The Lucca Grill was established in 1936 by brothers Fred and John Baldini and was named for their hometown of Lucca, Italy. Located on Historic Route 66, customers enjoy the delicious thin-crust pizza as much as they appreciate the ornate tin ceiling and antique mahogany bar.
This unique landmark was restored in 1977, with its Korean/Vietnam War Memorial dedicated in May of 1988.

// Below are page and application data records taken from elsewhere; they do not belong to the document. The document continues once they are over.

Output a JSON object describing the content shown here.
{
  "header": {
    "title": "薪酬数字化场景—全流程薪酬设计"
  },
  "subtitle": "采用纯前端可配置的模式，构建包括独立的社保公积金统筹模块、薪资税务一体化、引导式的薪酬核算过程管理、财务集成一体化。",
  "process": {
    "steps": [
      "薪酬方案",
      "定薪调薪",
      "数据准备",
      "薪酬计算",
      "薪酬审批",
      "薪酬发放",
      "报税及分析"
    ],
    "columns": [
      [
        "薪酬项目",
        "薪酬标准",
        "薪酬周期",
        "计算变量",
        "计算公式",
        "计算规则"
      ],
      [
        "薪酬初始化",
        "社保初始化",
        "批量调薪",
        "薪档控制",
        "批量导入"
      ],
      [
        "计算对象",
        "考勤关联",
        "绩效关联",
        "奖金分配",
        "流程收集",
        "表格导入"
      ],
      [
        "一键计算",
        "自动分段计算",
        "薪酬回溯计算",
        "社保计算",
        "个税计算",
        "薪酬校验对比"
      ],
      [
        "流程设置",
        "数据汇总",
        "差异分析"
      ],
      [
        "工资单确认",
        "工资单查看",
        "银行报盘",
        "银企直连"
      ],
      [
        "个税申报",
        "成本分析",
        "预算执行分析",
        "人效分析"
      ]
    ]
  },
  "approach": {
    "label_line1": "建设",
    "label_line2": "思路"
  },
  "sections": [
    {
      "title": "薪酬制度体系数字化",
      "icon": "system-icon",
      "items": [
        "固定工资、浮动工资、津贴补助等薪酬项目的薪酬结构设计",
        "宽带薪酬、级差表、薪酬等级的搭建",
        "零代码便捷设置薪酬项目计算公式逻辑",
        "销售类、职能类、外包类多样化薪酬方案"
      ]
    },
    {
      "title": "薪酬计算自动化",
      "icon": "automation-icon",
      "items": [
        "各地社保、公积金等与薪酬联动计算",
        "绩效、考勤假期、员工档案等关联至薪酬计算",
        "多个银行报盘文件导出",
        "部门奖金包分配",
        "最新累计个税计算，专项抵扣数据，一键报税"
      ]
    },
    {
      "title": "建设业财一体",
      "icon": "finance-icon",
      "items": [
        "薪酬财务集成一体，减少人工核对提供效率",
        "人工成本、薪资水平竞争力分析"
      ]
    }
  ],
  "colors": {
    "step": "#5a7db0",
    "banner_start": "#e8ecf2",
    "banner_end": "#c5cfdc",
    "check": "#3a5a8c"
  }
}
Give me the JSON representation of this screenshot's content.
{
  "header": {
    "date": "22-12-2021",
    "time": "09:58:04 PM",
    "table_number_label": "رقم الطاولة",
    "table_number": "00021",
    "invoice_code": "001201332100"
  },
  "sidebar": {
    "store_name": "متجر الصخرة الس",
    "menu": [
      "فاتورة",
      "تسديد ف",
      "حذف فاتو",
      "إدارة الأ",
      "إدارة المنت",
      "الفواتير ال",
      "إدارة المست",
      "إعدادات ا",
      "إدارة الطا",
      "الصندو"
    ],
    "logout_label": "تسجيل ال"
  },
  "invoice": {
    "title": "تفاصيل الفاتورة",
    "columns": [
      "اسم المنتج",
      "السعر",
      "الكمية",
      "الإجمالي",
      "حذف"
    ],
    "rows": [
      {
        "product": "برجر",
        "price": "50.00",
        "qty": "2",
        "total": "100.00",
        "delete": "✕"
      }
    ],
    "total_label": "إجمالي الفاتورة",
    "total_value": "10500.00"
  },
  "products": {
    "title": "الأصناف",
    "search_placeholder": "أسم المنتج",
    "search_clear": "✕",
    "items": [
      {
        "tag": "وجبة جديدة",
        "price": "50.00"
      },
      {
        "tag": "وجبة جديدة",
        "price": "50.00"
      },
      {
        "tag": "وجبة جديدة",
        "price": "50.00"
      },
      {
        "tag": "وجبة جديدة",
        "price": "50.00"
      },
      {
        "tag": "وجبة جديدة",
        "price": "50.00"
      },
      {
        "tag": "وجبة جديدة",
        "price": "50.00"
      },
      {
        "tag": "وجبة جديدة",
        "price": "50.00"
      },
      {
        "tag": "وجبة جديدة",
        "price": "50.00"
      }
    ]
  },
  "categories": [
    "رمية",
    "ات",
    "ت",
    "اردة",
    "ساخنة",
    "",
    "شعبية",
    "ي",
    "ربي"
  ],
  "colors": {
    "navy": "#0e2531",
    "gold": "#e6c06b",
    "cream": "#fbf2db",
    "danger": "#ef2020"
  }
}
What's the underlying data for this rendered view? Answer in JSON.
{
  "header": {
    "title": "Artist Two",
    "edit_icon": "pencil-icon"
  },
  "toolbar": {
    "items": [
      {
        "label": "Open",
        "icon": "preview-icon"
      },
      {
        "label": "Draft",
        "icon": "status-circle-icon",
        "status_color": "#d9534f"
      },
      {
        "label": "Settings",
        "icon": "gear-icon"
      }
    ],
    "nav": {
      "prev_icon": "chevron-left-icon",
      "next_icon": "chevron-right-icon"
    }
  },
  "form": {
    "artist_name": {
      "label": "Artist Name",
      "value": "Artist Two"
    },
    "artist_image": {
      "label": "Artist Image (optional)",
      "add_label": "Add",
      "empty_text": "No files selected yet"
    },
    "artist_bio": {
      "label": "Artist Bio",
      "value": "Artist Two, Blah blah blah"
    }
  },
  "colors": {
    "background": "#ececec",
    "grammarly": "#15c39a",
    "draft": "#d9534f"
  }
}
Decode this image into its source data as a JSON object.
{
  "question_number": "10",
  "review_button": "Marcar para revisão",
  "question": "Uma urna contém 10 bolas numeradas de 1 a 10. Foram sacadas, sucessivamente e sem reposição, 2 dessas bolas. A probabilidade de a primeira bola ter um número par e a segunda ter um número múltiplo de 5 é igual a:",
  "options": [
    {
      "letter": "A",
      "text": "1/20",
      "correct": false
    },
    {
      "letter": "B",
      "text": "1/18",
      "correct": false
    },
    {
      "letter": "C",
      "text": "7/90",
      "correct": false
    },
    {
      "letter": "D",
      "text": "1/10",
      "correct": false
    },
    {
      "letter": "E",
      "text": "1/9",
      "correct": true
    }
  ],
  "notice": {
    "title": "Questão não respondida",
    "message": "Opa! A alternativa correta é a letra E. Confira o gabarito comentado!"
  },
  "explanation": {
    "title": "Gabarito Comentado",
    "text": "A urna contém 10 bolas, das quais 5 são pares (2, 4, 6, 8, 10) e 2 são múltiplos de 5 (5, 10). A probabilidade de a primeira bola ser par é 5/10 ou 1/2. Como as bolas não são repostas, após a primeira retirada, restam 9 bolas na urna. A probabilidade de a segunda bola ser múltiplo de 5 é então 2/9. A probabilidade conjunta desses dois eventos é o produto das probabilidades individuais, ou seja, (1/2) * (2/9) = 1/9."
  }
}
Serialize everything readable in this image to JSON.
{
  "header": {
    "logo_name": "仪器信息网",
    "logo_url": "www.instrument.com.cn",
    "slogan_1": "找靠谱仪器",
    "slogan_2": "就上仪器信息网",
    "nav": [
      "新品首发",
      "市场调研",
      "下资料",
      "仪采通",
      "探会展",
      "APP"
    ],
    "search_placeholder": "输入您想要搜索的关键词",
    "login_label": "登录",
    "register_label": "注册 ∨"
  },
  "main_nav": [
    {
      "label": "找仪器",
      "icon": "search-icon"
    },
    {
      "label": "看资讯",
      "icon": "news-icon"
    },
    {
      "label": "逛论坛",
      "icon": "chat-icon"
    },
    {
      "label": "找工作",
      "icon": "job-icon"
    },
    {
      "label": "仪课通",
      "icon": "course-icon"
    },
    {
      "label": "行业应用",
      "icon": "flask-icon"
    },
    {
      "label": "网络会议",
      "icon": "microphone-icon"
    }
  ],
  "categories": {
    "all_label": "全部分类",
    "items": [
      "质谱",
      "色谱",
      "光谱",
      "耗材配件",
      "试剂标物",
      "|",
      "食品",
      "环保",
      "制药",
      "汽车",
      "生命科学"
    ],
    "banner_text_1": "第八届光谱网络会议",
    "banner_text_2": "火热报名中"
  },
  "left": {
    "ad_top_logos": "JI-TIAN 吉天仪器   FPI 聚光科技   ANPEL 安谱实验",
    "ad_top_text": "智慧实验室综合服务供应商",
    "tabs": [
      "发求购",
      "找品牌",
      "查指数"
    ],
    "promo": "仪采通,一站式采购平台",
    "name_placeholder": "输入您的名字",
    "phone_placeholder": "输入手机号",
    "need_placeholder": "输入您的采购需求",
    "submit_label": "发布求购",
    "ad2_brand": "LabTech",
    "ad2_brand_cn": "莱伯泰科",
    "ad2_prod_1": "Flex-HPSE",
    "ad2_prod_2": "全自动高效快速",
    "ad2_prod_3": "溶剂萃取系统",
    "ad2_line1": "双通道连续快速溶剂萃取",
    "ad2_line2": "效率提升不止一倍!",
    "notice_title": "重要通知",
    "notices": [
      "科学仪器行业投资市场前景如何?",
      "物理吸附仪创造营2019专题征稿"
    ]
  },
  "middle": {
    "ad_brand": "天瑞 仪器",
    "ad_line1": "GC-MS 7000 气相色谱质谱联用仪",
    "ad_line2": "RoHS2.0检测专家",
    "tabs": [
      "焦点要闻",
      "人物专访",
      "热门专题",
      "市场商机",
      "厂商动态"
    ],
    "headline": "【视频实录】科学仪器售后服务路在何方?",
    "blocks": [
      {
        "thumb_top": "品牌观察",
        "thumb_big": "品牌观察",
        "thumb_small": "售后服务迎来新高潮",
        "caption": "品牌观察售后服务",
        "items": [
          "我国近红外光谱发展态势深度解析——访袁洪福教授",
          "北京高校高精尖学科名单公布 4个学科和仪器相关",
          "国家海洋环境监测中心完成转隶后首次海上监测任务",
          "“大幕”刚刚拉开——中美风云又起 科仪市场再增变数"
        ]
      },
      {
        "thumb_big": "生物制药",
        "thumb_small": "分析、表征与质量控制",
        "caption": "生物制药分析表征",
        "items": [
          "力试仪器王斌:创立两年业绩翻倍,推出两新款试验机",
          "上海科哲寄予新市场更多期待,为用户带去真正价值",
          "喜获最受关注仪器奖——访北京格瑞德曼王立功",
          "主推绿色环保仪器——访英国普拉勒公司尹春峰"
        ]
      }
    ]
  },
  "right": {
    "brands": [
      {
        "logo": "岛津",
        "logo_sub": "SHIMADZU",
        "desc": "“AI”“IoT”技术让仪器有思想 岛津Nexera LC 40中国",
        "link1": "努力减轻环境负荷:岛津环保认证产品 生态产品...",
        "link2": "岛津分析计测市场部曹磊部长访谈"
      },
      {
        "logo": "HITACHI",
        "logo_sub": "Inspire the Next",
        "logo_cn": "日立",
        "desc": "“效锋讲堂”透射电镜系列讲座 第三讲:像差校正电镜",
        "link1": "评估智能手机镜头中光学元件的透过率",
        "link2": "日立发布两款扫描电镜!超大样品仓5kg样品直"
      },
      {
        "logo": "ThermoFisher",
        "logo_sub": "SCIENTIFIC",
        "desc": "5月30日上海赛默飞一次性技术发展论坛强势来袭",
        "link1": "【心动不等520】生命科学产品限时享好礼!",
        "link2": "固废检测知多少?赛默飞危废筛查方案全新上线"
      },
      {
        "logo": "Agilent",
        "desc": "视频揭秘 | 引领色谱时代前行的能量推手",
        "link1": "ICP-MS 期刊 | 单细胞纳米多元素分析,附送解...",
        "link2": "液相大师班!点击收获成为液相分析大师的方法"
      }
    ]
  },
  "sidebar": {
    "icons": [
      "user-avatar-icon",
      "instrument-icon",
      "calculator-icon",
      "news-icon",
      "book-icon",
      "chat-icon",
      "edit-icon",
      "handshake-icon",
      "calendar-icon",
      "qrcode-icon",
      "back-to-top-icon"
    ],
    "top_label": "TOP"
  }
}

Opened in the late 1800's, this city zoo began to house exotic animals after a traveling circus left behind a lion cub. Located on Historic Route 66 the zoo became a popular attraction among travelers. It is also the only Illinois zoo to feature the endangered Sumatran tiger. They offer many exhibits and zookeeper interaction opportunities that are enjoyed by the whole family. Some highlights include: sun bear, reindeer, Harbor Seals, red pandas, lemurs, Galapagos Tortoise, Bald Eagles, Pallas' Cat, Snow Leopards, gibbons, and Red Wolves. The Zoo features many large indoor and outdoor exhibits such as a Tropical America Rainforest, ZooLab, Katthoefer Animal Building, Wallaby WalkAbout, Children's Zoo, and Animals of Asia.
View various pieces of steam and electric railroad equipment. Offers vintage train rides on Sat. and Sun. May through Oct., as well as a number of special events throughout the year.